> [DATASET]:
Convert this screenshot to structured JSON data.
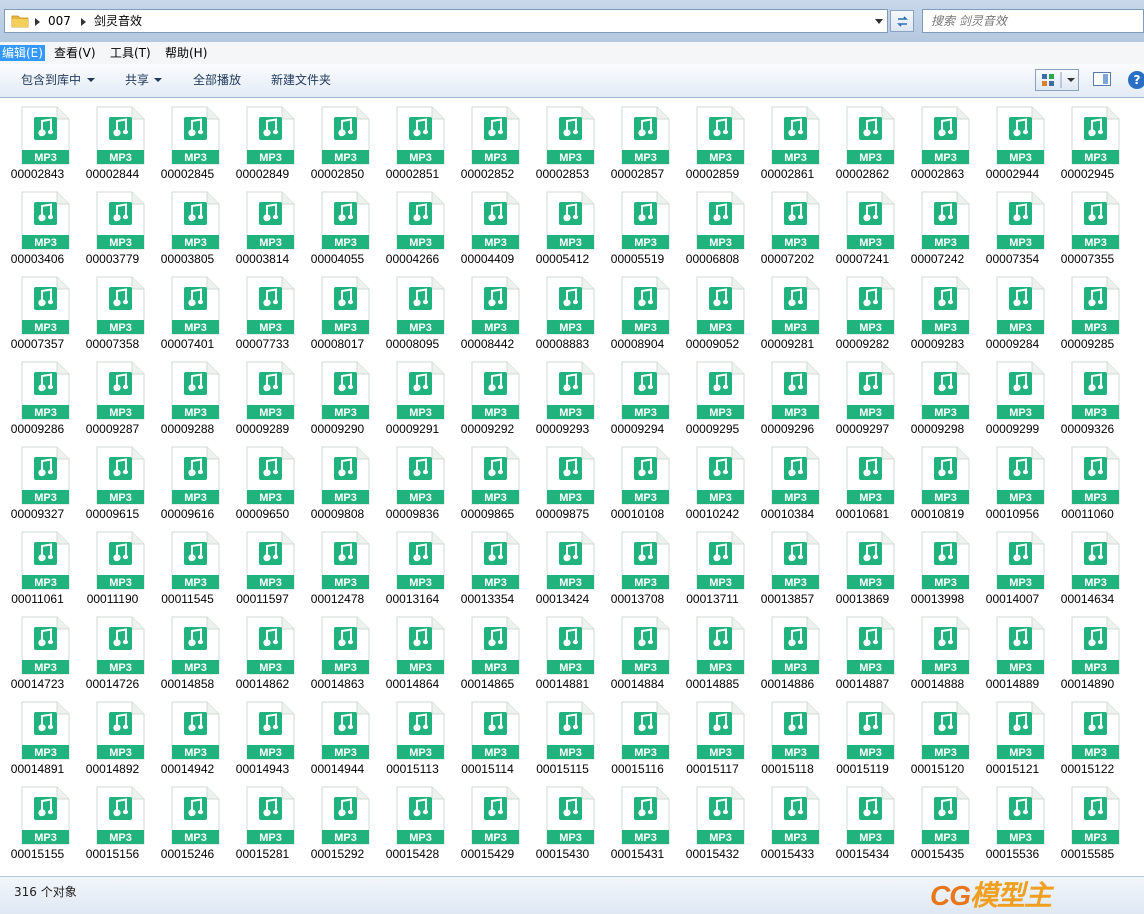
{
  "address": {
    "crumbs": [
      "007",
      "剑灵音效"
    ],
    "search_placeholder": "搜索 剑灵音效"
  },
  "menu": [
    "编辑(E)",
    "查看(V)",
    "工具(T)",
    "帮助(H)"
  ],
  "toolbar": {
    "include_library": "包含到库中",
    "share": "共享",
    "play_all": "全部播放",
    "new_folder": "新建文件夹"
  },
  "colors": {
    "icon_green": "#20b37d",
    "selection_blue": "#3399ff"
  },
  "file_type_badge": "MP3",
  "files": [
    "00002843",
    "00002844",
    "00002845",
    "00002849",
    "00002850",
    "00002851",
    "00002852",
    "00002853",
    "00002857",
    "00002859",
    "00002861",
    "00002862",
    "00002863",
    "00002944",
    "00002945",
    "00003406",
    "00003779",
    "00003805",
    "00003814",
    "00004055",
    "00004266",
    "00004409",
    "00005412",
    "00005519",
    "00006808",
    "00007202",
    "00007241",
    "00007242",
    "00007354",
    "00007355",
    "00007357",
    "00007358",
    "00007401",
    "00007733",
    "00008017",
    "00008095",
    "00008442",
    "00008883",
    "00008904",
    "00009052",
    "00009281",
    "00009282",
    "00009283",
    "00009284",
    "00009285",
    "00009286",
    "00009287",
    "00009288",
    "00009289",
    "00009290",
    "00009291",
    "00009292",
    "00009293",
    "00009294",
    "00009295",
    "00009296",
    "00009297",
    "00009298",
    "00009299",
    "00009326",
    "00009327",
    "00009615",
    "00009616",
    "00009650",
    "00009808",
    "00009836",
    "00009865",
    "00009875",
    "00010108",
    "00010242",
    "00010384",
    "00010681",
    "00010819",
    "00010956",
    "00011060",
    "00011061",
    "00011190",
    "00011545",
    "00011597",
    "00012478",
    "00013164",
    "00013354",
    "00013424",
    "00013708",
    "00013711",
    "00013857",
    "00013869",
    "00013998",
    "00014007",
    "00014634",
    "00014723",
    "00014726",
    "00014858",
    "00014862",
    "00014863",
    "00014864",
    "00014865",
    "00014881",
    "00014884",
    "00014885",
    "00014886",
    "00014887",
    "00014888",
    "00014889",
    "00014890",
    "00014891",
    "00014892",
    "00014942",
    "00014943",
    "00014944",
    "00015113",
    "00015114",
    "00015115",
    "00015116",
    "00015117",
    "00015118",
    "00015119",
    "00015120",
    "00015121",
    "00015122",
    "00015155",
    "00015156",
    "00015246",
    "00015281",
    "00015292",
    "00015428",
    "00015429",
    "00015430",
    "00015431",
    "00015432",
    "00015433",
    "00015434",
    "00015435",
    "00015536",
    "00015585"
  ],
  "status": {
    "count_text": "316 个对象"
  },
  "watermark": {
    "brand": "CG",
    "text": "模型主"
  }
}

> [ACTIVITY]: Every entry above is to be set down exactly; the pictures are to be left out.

> [RESULT OF THIS EXERCISE]:
Convert this screenshot to structured JSON data.
{
  "address": {
    "crumbs": [
      "007",
      "剑灵音效"
    ],
    "search_placeholder": "搜索 剑灵音效"
  },
  "menu": [
    "编辑(E)",
    "查看(V)",
    "工具(T)",
    "帮助(H)"
  ],
  "toolbar": {
    "include_library": "包含到库中",
    "share": "共享",
    "play_all": "全部播放",
    "new_folder": "新建文件夹"
  },
  "colors": {
    "icon_green": "#20b37d",
    "selection_blue": "#3399ff"
  },
  "file_type_badge": "MP3",
  "files": [
    "00002843",
    "00002844",
    "00002845",
    "00002849",
    "00002850",
    "00002851",
    "00002852",
    "00002853",
    "00002857",
    "00002859",
    "00002861",
    "00002862",
    "00002863",
    "00002944",
    "00002945",
    "00003406",
    "00003779",
    "00003805",
    "00003814",
    "00004055",
    "00004266",
    "00004409",
    "00005412",
    "00005519",
    "00006808",
    "00007202",
    "00007241",
    "00007242",
    "00007354",
    "00007355",
    "00007357",
    "00007358",
    "00007401",
    "00007733",
    "00008017",
    "00008095",
    "00008442",
    "00008883",
    "00008904",
    "00009052",
    "00009281",
    "00009282",
    "00009283",
    "00009284",
    "00009285",
    "00009286",
    "00009287",
    "00009288",
    "00009289",
    "00009290",
    "00009291",
    "00009292",
    "00009293",
    "00009294",
    "00009295",
    "00009296",
    "00009297",
    "00009298",
    "00009299",
    "00009326",
    "00009327",
    "00009615",
    "00009616",
    "00009650",
    "00009808",
    "00009836",
    "00009865",
    "00009875",
    "00010108",
    "00010242",
    "00010384",
    "00010681",
    "00010819",
    "00010956",
    "00011060",
    "00011061",
    "00011190",
    "00011545",
    "00011597",
    "00012478",
    "00013164",
    "00013354",
    "00013424",
    "00013708",
    "00013711",
    "00013857",
    "00013869",
    "00013998",
    "00014007",
    "00014634",
    "00014723",
    "00014726",
    "00014858",
    "00014862",
    "00014863",
    "00014864",
    "00014865",
    "00014881",
    "00014884",
    "00014885",
    "00014886",
    "00014887",
    "00014888",
    "00014889",
    "00014890",
    "00014891",
    "00014892",
    "00014942",
    "00014943",
    "00014944",
    "00015113",
    "00015114",
    "00015115",
    "00015116",
    "00015117",
    "00015118",
    "00015119",
    "00015120",
    "00015121",
    "00015122",
    "00015155",
    "00015156",
    "00015246",
    "00015281",
    "00015292",
    "00015428",
    "00015429",
    "00015430",
    "00015431",
    "00015432",
    "00015433",
    "00015434",
    "00015435",
    "00015536",
    "00015585"
  ],
  "status": {
    "count_text": "316 个对象"
  },
  "watermark": {
    "brand": "CG",
    "text": "模型主"
  }
}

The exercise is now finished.